*Work to be completed*. Pick each line that has "icon" out of the records.
━━ Provided entries
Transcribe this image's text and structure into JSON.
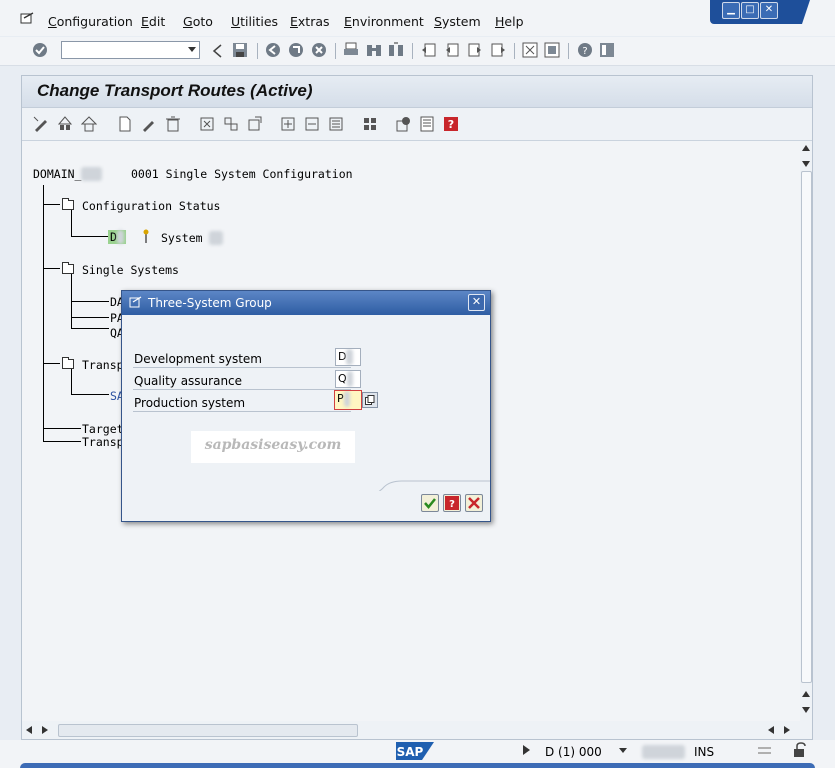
{
  "menu": {
    "items": [
      "Configuration",
      "Edit",
      "Goto",
      "Utilities",
      "Extras",
      "Environment",
      "System",
      "Help"
    ]
  },
  "command_field": {
    "value": ""
  },
  "screen": {
    "title": "Change Transport Routes (Active)"
  },
  "tree": {
    "domain_label": "DOMAIN_",
    "domain_desc": "0001 Single System Configuration",
    "configuration_status": "Configuration Status",
    "status_system_id": "D",
    "status_system_label": "System",
    "single_systems": "Single Systems",
    "single_system_ids": [
      "DA",
      "PA",
      "QA"
    ],
    "transport_layers_label": "Transp",
    "transport_layer_child": "SA",
    "target_groups_label": "Target",
    "transport_routes_label": "Transp"
  },
  "dialog": {
    "title": "Three-System Group",
    "fields": [
      {
        "label": "Development system",
        "value": "D"
      },
      {
        "label": "Quality assurance",
        "value": "Q"
      },
      {
        "label": "Production system",
        "value": "P"
      }
    ],
    "watermark": "sapbasiseasy.com"
  },
  "status": {
    "system": "D  (1) 000",
    "mode": "INS",
    "logo": "SAP"
  },
  "colors": {
    "title_blue": "#2e5da3",
    "status_green": "#9ad28f",
    "focus_yellow": "#fff6c2"
  }
}
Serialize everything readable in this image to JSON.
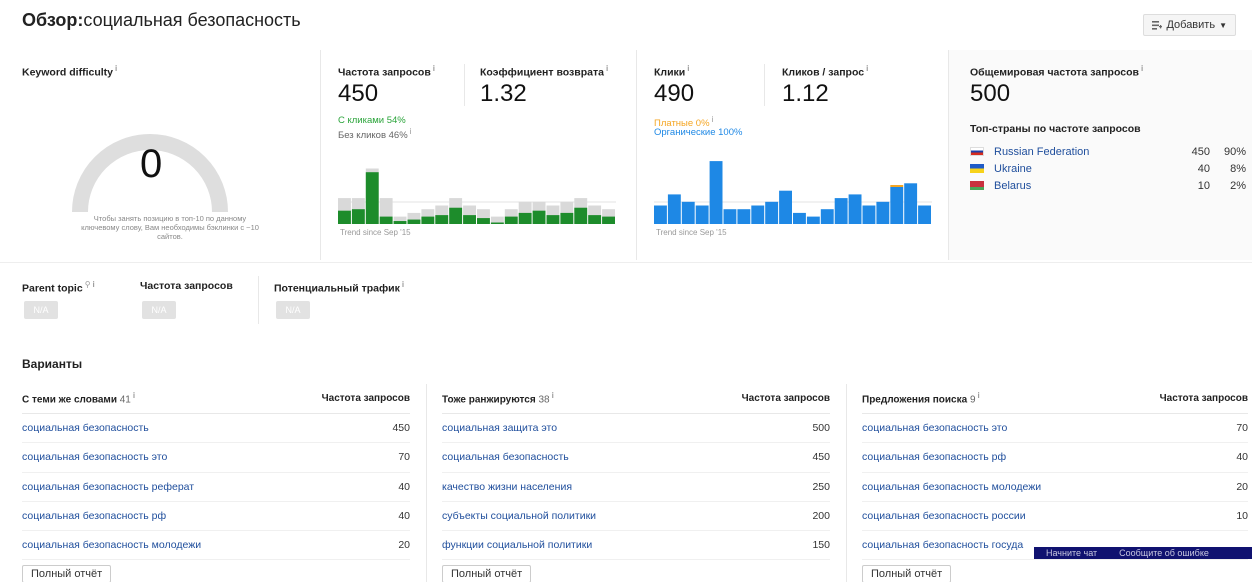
{
  "header": {
    "title_bold": "Обзор:",
    "title_rest": "социальная безопасность",
    "add_label": "Добавить",
    "add_icon": "add-list-icon"
  },
  "difficulty": {
    "label": "Keyword difficulty",
    "value": "0",
    "note": "Чтобы занять позицию в топ-10 по данному ключевому слову, Вам необходимы бэклинки с ~10 сайтов.",
    "gauge_fraction": 0
  },
  "volume": {
    "label": "Частота запросов",
    "value": "450",
    "clicks_pct": "С кликами 54%",
    "no_clicks_pct": "Без кликов 46%",
    "return_label": "Коэффициент возврата",
    "return_value": "1.32",
    "trend_note": "Trend since Sep '15",
    "bars_bg": [
      0.35,
      0.35,
      0.75,
      0.35,
      0.1,
      0.15,
      0.2,
      0.25,
      0.35,
      0.25,
      0.2,
      0.1,
      0.2,
      0.3,
      0.3,
      0.25,
      0.3,
      0.35,
      0.25,
      0.2
    ],
    "bars_fg": [
      0.18,
      0.2,
      0.7,
      0.1,
      0.04,
      0.06,
      0.1,
      0.12,
      0.22,
      0.12,
      0.08,
      0.02,
      0.1,
      0.15,
      0.18,
      0.12,
      0.15,
      0.22,
      0.12,
      0.1
    ],
    "colors": {
      "green": "#1d8c2b",
      "grey": "#d9d9d9",
      "accent_text": "#2aa43a"
    }
  },
  "clicks": {
    "label": "Клики",
    "value": "490",
    "paid": "Платные 0%",
    "organic": "Органические 100%",
    "cps_label": "Кликов / запрос",
    "cps_value": "1.12",
    "trend_note": "Trend since Sep '15",
    "bars": [
      0.25,
      0.4,
      0.3,
      0.25,
      0.85,
      0.2,
      0.2,
      0.25,
      0.3,
      0.45,
      0.15,
      0.1,
      0.2,
      0.35,
      0.4,
      0.25,
      0.3,
      0.5,
      0.55,
      0.25
    ],
    "paid_marker_index": 17,
    "colors": {
      "blue": "#1e88e5",
      "paid": "#f5a623",
      "organic_text": "#1e88e5"
    }
  },
  "global": {
    "label": "Общемировая частота запросов",
    "value": "500",
    "top_label": "Топ-страны по частоте запросов",
    "countries": [
      {
        "name": "Russian Federation",
        "volume": "450",
        "pct": "90%",
        "flag": "russia-flag-icon"
      },
      {
        "name": "Ukraine",
        "volume": "40",
        "pct": "8%",
        "flag": "ukraine-flag-icon"
      },
      {
        "name": "Belarus",
        "volume": "10",
        "pct": "2%",
        "flag": "belarus-flag-icon"
      }
    ]
  },
  "parent": {
    "topic_label": "Parent topic",
    "volume_label": "Частота запросов",
    "traffic_label": "Потенциальный трафик",
    "na": "N/A"
  },
  "variants": {
    "title": "Варианты",
    "volume_header": "Частота запросов",
    "full_report": "Полный отчёт",
    "columns": [
      {
        "title": "С теми же словами",
        "count": "41",
        "rows": [
          {
            "kw": "социальная безопасность",
            "v": "450"
          },
          {
            "kw": "социальная безопасность это",
            "v": "70"
          },
          {
            "kw": "социальная безопасность реферат",
            "v": "40"
          },
          {
            "kw": "социальная безопасность рф",
            "v": "40"
          },
          {
            "kw": "социальная безопасность молодежи",
            "v": "20"
          }
        ]
      },
      {
        "title": "Тоже ранжируются",
        "count": "38",
        "rows": [
          {
            "kw": "социальная защита это",
            "v": "500"
          },
          {
            "kw": "социальная безопасность",
            "v": "450"
          },
          {
            "kw": "качество жизни населения",
            "v": "250"
          },
          {
            "kw": "субъекты социальной политики",
            "v": "200"
          },
          {
            "kw": "функции социальной политики",
            "v": "150"
          }
        ]
      },
      {
        "title": "Предложения поиска",
        "count": "9",
        "rows": [
          {
            "kw": "социальная безопасность это",
            "v": "70"
          },
          {
            "kw": "социальная безопасность рф",
            "v": "40"
          },
          {
            "kw": "социальная безопасность молодежи",
            "v": "20"
          },
          {
            "kw": "социальная безопасность россии",
            "v": "10"
          },
          {
            "kw": "социальная безопасность госуда",
            "v": ""
          }
        ]
      }
    ]
  },
  "overlay": {
    "chat": "Начните чат",
    "report": "Сообщите об ошибке"
  }
}
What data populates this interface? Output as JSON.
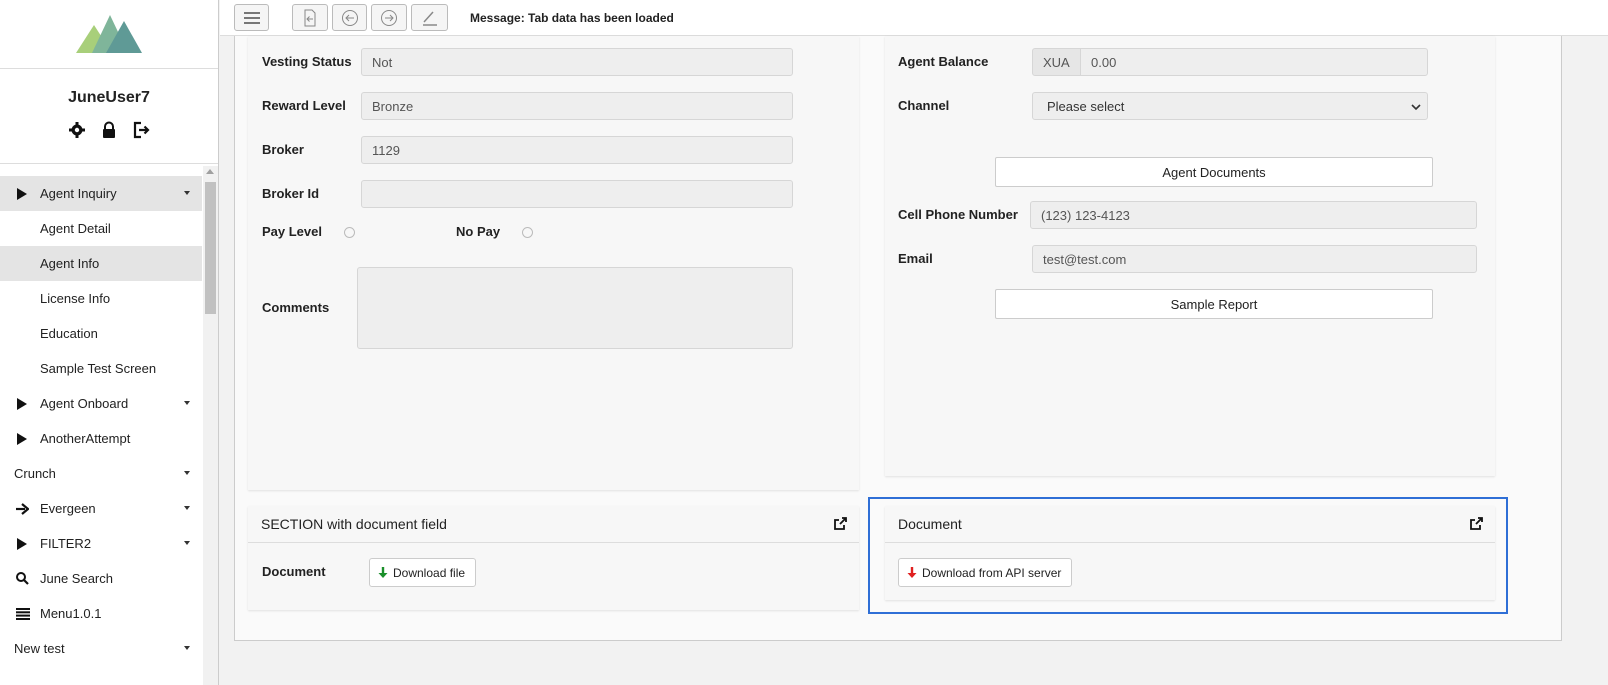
{
  "user": {
    "name": "JuneUser7"
  },
  "sidebar": {
    "items": [
      {
        "label": "Agent Inquiry",
        "icon": "play-icon",
        "type": "top",
        "caret": true,
        "active": true
      },
      {
        "label": "Agent Detail",
        "type": "sub"
      },
      {
        "label": "Agent Info",
        "type": "sub",
        "active": true
      },
      {
        "label": "License Info",
        "type": "sub"
      },
      {
        "label": "Education",
        "type": "sub"
      },
      {
        "label": "Sample Test Screen",
        "type": "sub"
      },
      {
        "label": "Agent Onboard",
        "icon": "play-icon",
        "type": "top",
        "caret": true
      },
      {
        "label": "AnotherAttempt",
        "icon": "play-icon",
        "type": "top"
      },
      {
        "label": "Crunch",
        "type": "plain",
        "caret": true
      },
      {
        "label": "Evergeen",
        "icon": "arrow-right-icon",
        "type": "top",
        "caret": true
      },
      {
        "label": "FILTER2",
        "icon": "play-icon",
        "type": "top",
        "caret": true
      },
      {
        "label": "June Search",
        "icon": "search-icon",
        "type": "top"
      },
      {
        "label": "Menu1.0.1",
        "icon": "list-icon",
        "type": "top"
      },
      {
        "label": "New test",
        "type": "plain",
        "caret": true
      }
    ]
  },
  "toolbar": {
    "message": "Message: Tab data has been loaded"
  },
  "left_form": {
    "vesting_status_label": "Vesting Status",
    "vesting_status_value": "Not",
    "reward_level_label": "Reward Level",
    "reward_level_value": "Bronze",
    "broker_label": "Broker",
    "broker_value": "1129",
    "broker_id_label": "Broker Id",
    "broker_id_value": "",
    "pay_level_label": "Pay Level",
    "no_pay_label": "No Pay",
    "comments_label": "Comments",
    "comments_value": ""
  },
  "right_form": {
    "agent_balance_label": "Agent Balance",
    "currency": "XUA",
    "agent_balance_value": "0.00",
    "channel_label": "Channel",
    "channel_value": "Please select",
    "agent_documents_button": "Agent Documents",
    "cell_phone_label": "Cell Phone Number",
    "cell_phone_value": "(123) 123-4123",
    "email_label": "Email",
    "email_value": "test@test.com",
    "sample_report_button": "Sample Report"
  },
  "doc_section": {
    "title": "SECTION with document field",
    "field_label": "Document",
    "button_label": "Download file"
  },
  "api_section": {
    "title": "Document",
    "button_label": "Download from API server"
  },
  "colors": {
    "accent_focus": "#2f6fd6",
    "download_green": "#1a8f2a",
    "download_red": "#e02020",
    "logo_green": "#a8cf7a",
    "logo_teal": "#5f9a96"
  }
}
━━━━
*Output of the task*.
    "add_icon": "add-list-icon"
        "flag": "russia-flag-icon"
        "flag": "ukraine-flag-icon"
        "flag": "belarus-flag-icon"
        "icon": "play-icon",
        "icon": "play-icon",
        "icon": "play-icon",
        "icon": "arrow-right-icon",
        "icon": "play-icon",
        "icon": "search-icon",
        "icon": "list-icon",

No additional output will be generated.